It was a typical Friday morning. My hubby, (who works third shift) was sound asleep, the kids were at school, the animals were fed and I was alone with the quiet. Not ready to tackle chores or a new painting I wandered through my wooded lot, stopping when I noticed something out-of-place on the roof of my garage.
I say garage, but it is actually the end of a barn whose roof if only a few feet over my head. I stopped dead in my tracks when I noticed a pair of intense eyes staring down at me. Hovering over the edge of my roof was a Broad Wing Hawk about sixteen inches tall. I froze in place, returning the hawks gaze as I took in its beauty. I talked to it like an idiot, expecting it to understand that I appreciated its beauty and that it was welcome to use my wooded lot and buildings at any time.
After staring for what felt like a frozen moment in time, I said goodbye and moved toward the back of my lot as the hawk swiveled its head, watching me from behind its lethal looking beak. Noticing a ray of sun warming the chairs surrounding the site of our campfires I scurried over and closed my eyes, reveling in the heat and healing vibes of my yard.
Minutes later a sound yanked me out of my revelry. It was like a loud rustling and flapping rolled into one. A metallic clank followed as the loose hairs around my forehead fluttered in an unexpected breeze. Springing to attention I was shocked to find that the hawk had landed on the back of the wrought iron chair next to mine, a mere twenty-four inches away.
Afraid to move for fear of scaring it off I let my eyes absorb the experience. I marveled at the size of its talons gripping the chair back. I checked out the feather pants adorning the top of its legs and the graceful curve of its body, wings and tail. I noticed it’s aroma. While not overtly offensive, it was not one I would want in my house.
I peered over the bent, wicked looking beak, into a pair of bright yellow eyes that were scanning my face. We sat like that for a good five minutes. From time to time the hawk would pace back and forth on its perch, or it would extend its neck feathers and shake its head, but it never let its gaze stray from me for more than a second.
A high-pitched screech above our heads drew the hawks attention. After emitting a few answering shrieks it took to the air to join what I assume was its mate. Just like that it was over. This was a short encounter, but one I will treasure forever.

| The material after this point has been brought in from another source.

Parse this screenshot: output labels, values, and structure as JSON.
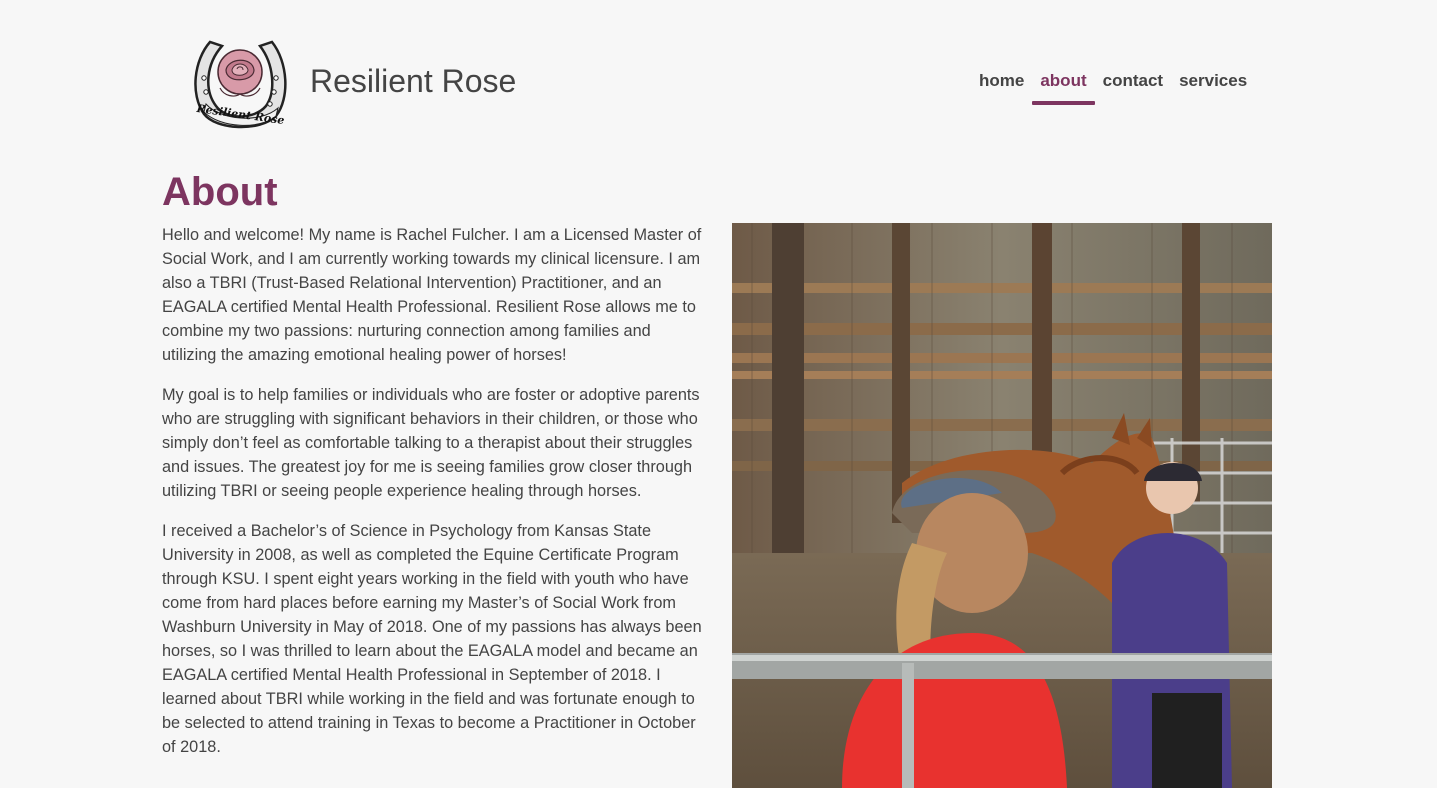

It turns out that this pair of hawks is nesting at the edge of the Cuyahoga river across the road from my home. I often see this hawk and it’s mate glide over-head in search of dinner but there hasn’t been another “meeting.”
For that brief period of time, I felt like the luckiest person on earth.
C2012 Jane Kohler